Penn State Scandal: Read Complete Chronicle Coverage

Several faculty members declined to comment on the allegations, although officers of the Faculty Senate and members of the Senate Council issued a brief statement about the events of the past week. "This is a difficult time for our entire university, including our students, staff, alumni, faculty, and administration," the statement read in part. "We call upon all members of the university community to rededicate ourselves to ensuring the integrity of our institution."

Mr. Manuel, who is a senior lecturer in the College of Communications, drew on his experience handling crisis communications for the Department of Defense and told his class about what institutions like Penn State should do when they find themselves in a crisis.

"There are three things you say, which I didn't see for first 48 hours," he said. "You offer sympathies to victims and their families. You tell the public, 'Here is where we are in the process right now,' and 'This is where we're headed.'"

Mr. Manuel said that he found it unbelievable that Penn State seemed to be caught flat-footed by the scandal, when the leaders of the institution allegedly knew about serious claims of child sexual abuse against Jerry Sandusky, former defensive coordinator for the football team, and that the state was investigating those allegations for at least two years. "They wouldn't be in this position if they followed the PR axiom: Tell the truth and tell it quickly," he said.

Escalating Questions

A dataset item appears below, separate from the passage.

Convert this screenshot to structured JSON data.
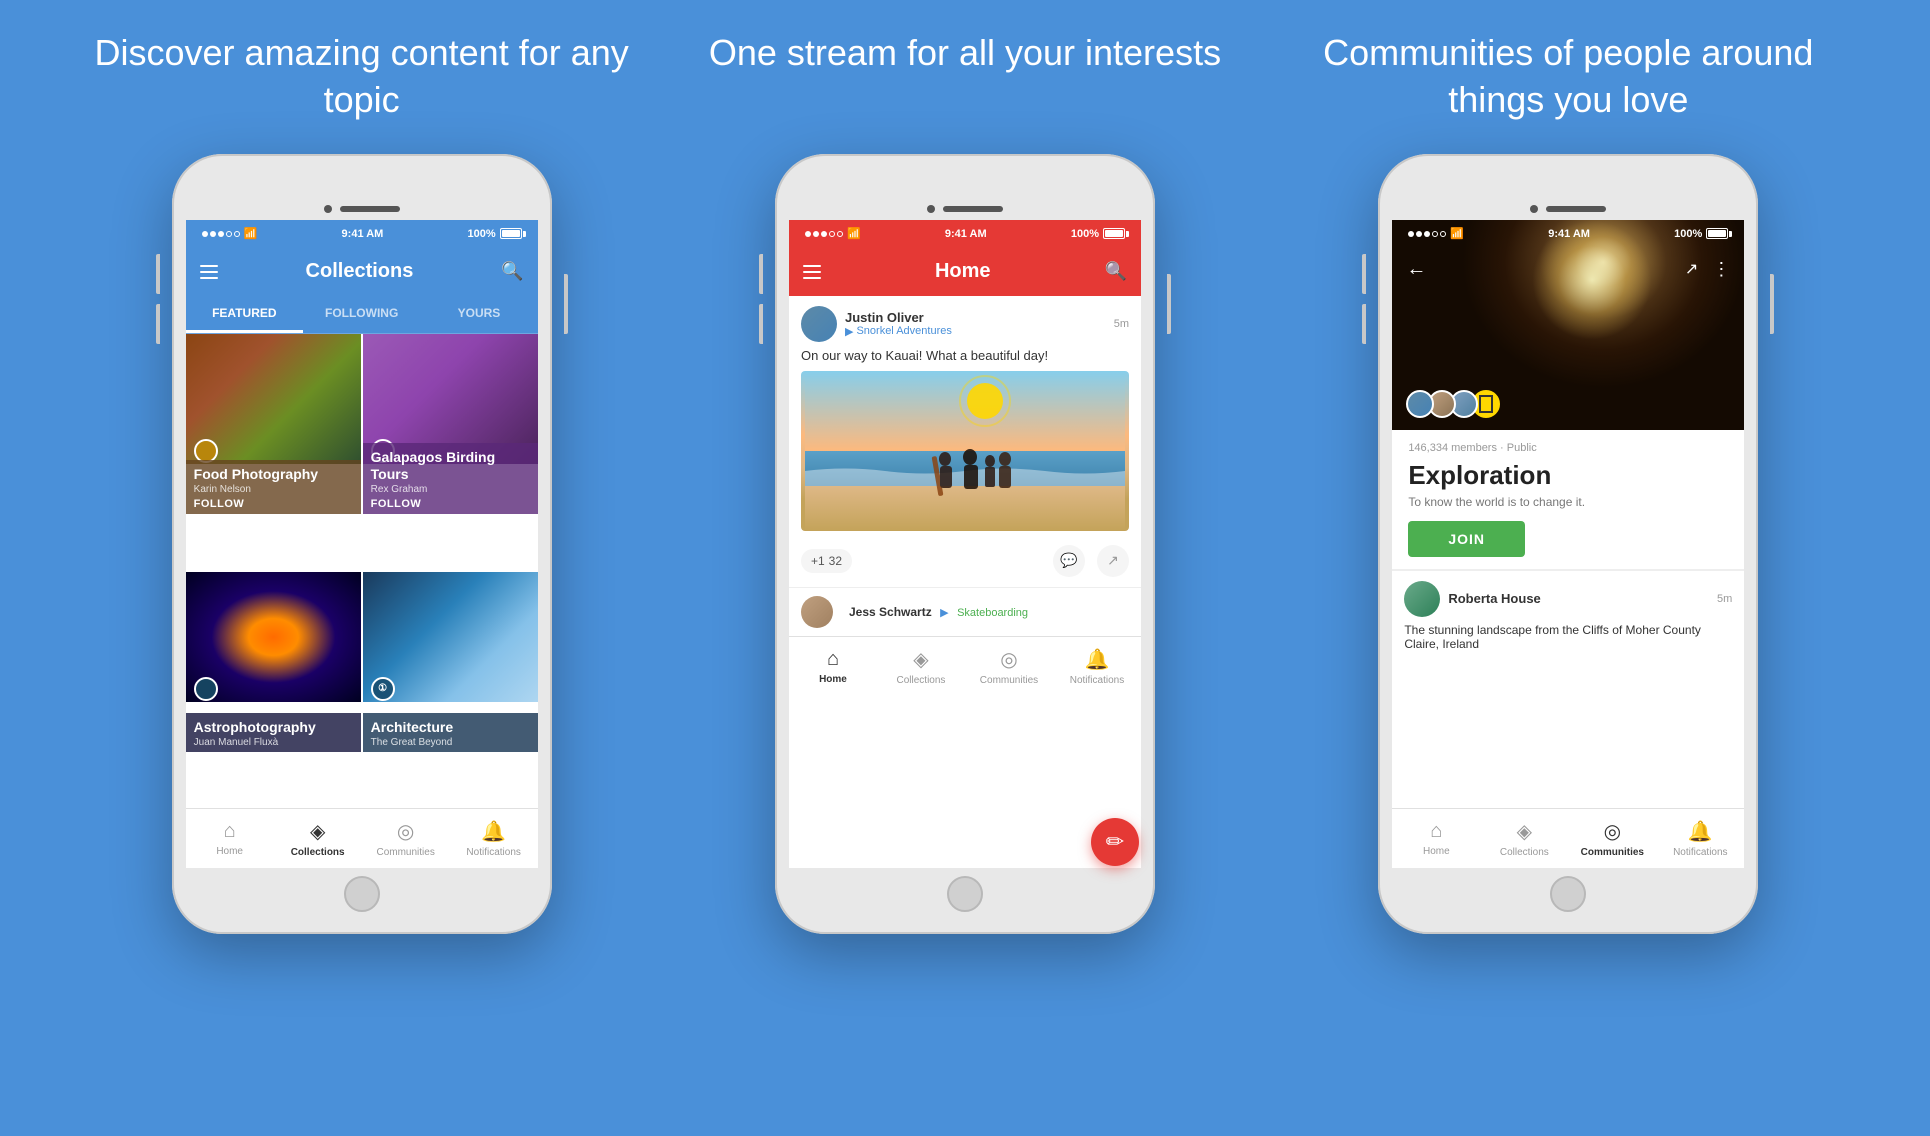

Since the scandal broke on Saturday, events have accelerated, and the quickened cycle of revelations and recriminations has been reflected in classrooms. On Monday morning, students talked a bit about the news, said Donald E. Heller, a professor of education. By Wednesday, he said, students in the hallway were asking what the scandal might mean for the university and the quality and reputation of their degrees. Alumni were asking the same questions, he said.

Others on campus have described the revelations as being devastating, while stressing that the alleged actions—or inaction—of a handful of people should not be allowed to mar the achievement of tens of thousands of students, faculty, and staff. The central academic mission has continued, those sources have said, despite the glare of international media attention.

Some faculty members have said the scandal has rocked them to their core. While scandal has soiled other campuses, where athletes have been arrested or been paid by boosters, some Penn State faculty said they once took comfort that the motto of their football team, "Success With Honor," had helped to burnish the university's image.

But no more. "I would kill for this to be about tattoos right now," Mr. Manuel said, referring to the revelations that football players at Ohio State University had sold memorabilia in exchange for discounts on tattoos, which led to the resignation of the team's head coach, Jim Tressel.

For Tony Barbieri, a professor of journalism, the fact that Penn State has been on the front page of national newspapers and on the nightly news has offered his students a rare opportunity to watch a major news event unfold on their doorstep, however unwelcome it may be.

"This may never happen to them again," he said. "For journalism faculty, it's almost a lesson sent from heaven."